▶ _Exercise instructions_: Word for word, repeat each line of the listing below.

▶ _Material for this task_:
<<<<
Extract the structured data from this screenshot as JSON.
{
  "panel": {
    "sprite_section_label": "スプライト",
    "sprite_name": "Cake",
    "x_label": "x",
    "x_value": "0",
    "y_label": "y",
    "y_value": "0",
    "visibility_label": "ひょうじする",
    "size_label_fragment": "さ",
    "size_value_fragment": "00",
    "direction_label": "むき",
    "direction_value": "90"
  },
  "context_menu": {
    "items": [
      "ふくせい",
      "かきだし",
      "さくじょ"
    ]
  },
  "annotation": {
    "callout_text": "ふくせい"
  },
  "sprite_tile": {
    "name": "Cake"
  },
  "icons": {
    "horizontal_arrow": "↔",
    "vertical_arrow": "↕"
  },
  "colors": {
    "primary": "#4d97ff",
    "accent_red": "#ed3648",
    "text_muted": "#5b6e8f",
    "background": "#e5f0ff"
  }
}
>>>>
▶ _Task answer_:
Extract the structured data from this screenshot as JSON.
{
  "panel": {
    "sprite_section_label": "スプライト",
    "sprite_name": "Cake",
    "x_label": "x",
    "x_value": "0",
    "y_label": "y",
    "y_value": "0",
    "visibility_label": "ひょうじする",
    "size_label_fragment": "さ",
    "size_value_fragment": "00",
    "direction_label": "むき",
    "direction_value": "90"
  },
  "context_menu": {
    "items": [
      "ふくせい",
      "かきだし",
      "さくじょ"
    ]
  },
  "annotation": {
    "callout_text": "ふくせい"
  },
  "sprite_tile": {
    "name": "Cake"
  },
  "icons": {
    "horizontal_arrow": "↔",
    "vertical_arrow": "↕"
  },
  "colors": {
    "primary": "#4d97ff",
    "accent_red": "#ed3648",
    "text_muted": "#5b6e8f",
    "background": "#e5f0ff"
  }
}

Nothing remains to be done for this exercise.